Saving and exiting

Closing out of vim is often a frustrating step for new users.

Text editing basics

Note that vim uses different naming conventions.

Normal Vim
cut delete
copy yank
paste put

Insert

These commands will enter insert mode.

Use Esc to exit back to normal mode.

Append

Replace

Delete (cut)

Almost all deletion commands are performed by typing d followed by a motion.

Yank (copy)

Put (paste)

Undo/redo

Also refer to visual mode, which is extremely useful for text selection.

Navigation (cursor movement)

Characters

Vim uses the home row for navigation. The arrow keys also work, but these are faster to type because you don’t have to lift your hand.

Prefix a cursor movement command with a number to repeat it. For example, 4j moves down 4 lines.

Words

Sentences

Lines

Scrolling (screen)

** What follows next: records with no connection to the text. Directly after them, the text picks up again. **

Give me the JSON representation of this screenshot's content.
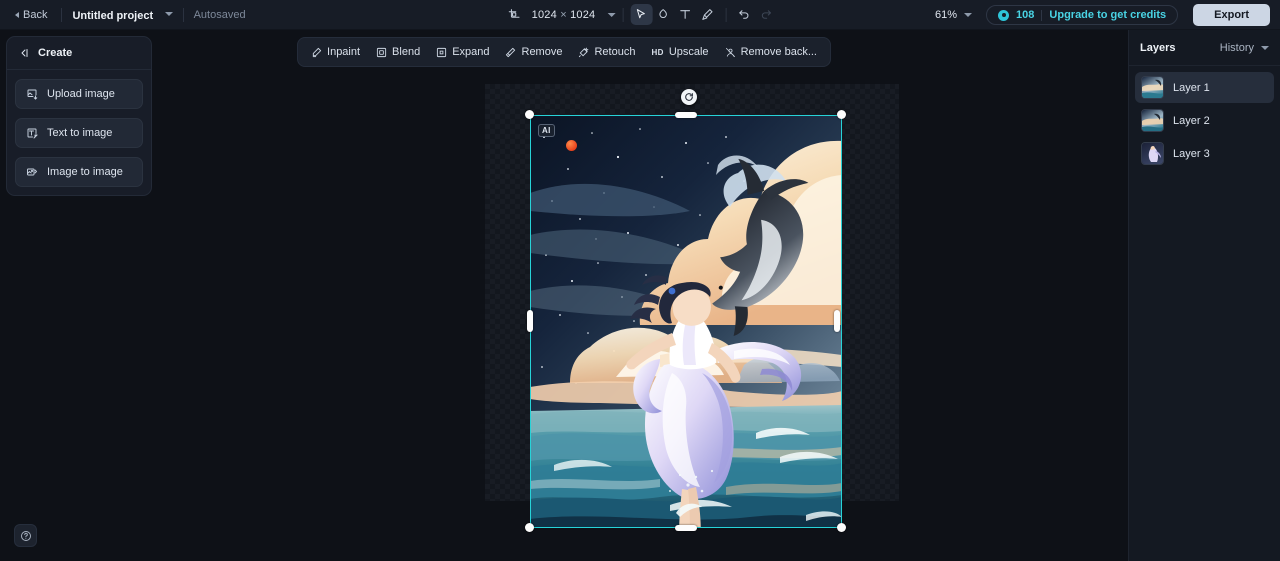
{
  "topbar": {
    "back_label": "Back",
    "project_name": "Untitled project",
    "autosaved_label": "Autosaved",
    "canvas_width": "1024",
    "dim_separator": "×",
    "canvas_height": "1024",
    "tools": [
      {
        "name": "crop-resize-icon",
        "label": "Resize canvas"
      },
      {
        "name": "select-tool",
        "label": "Select"
      },
      {
        "name": "eraser-tool",
        "label": "Eraser"
      },
      {
        "name": "text-tool",
        "label": "Text"
      },
      {
        "name": "brush-tool",
        "label": "Brush"
      },
      {
        "name": "undo-button",
        "label": "Undo"
      },
      {
        "name": "redo-button",
        "label": "Redo"
      }
    ],
    "zoom_level": "61%",
    "credits_count": "108",
    "upgrade_label": "Upgrade to get credits",
    "export_label": "Export",
    "accent_color": "#49d3e4",
    "export_bg": "#ccd6e4"
  },
  "create_panel": {
    "title": "Create",
    "items": [
      {
        "label": "Upload image",
        "icon": "upload-image-icon"
      },
      {
        "label": "Text to image",
        "icon": "text-to-image-icon"
      },
      {
        "label": "Image to image",
        "icon": "image-to-image-icon"
      }
    ]
  },
  "float_toolbar": {
    "items": [
      {
        "label": "Inpaint",
        "icon": "inpaint-icon"
      },
      {
        "label": "Blend",
        "icon": "blend-icon"
      },
      {
        "label": "Expand",
        "icon": "expand-icon"
      },
      {
        "label": "Remove",
        "icon": "remove-icon"
      },
      {
        "label": "Retouch",
        "icon": "retouch-icon"
      },
      {
        "label": "Upscale",
        "icon": "upscale-icon",
        "badge": "HD"
      },
      {
        "label": "Remove back...",
        "icon": "remove-background-icon"
      }
    ]
  },
  "canvas": {
    "ai_badge": "AI",
    "selection_color": "#27d3d8",
    "artwork_alt": "Anime illustration of a girl in a flowing dress standing in ocean waves beneath a starry sky with clouds and a leaping dolphin"
  },
  "layers_panel": {
    "title": "Layers",
    "history_label": "History",
    "layers": [
      {
        "label": "Layer 1",
        "selected": true
      },
      {
        "label": "Layer 2",
        "selected": false
      },
      {
        "label": "Layer 3",
        "selected": false
      }
    ]
  },
  "help": {
    "label": "Help"
  }
}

See :help scroll for details.

Fast move in a buffer

Visual mode (v).

Selecting a visual mode type

Marking text

Commands that work on marked text

Search and replace

Replace (substitution)

Substitution is accomplished with the :s command. It is commonly used in combination with ranges or the :g command. Vim uses a syntax similar to sed:

:s/pattern/string/flags

Flags (optional)

Repetition

Examples

Folding

File and window management

Window (buffer) management

Vim supports multiple files, tabs, and window splitting. I recommend using this instead of tmux whenever possible because it’s easier to manage the clipboard.

Multiple files

Vim supports opening multiple files directly from the shell.

vim -o file1 file2

This will open two files and split them vertically.

Alternatively, you can manage files inside vim.

Tabs

Explore

Miscellaneous

Customization

Vim supports customization through a .vimrc configuration file, and plugins in a .vim directory.

Note that version 8 now has a native third-party package manager.

References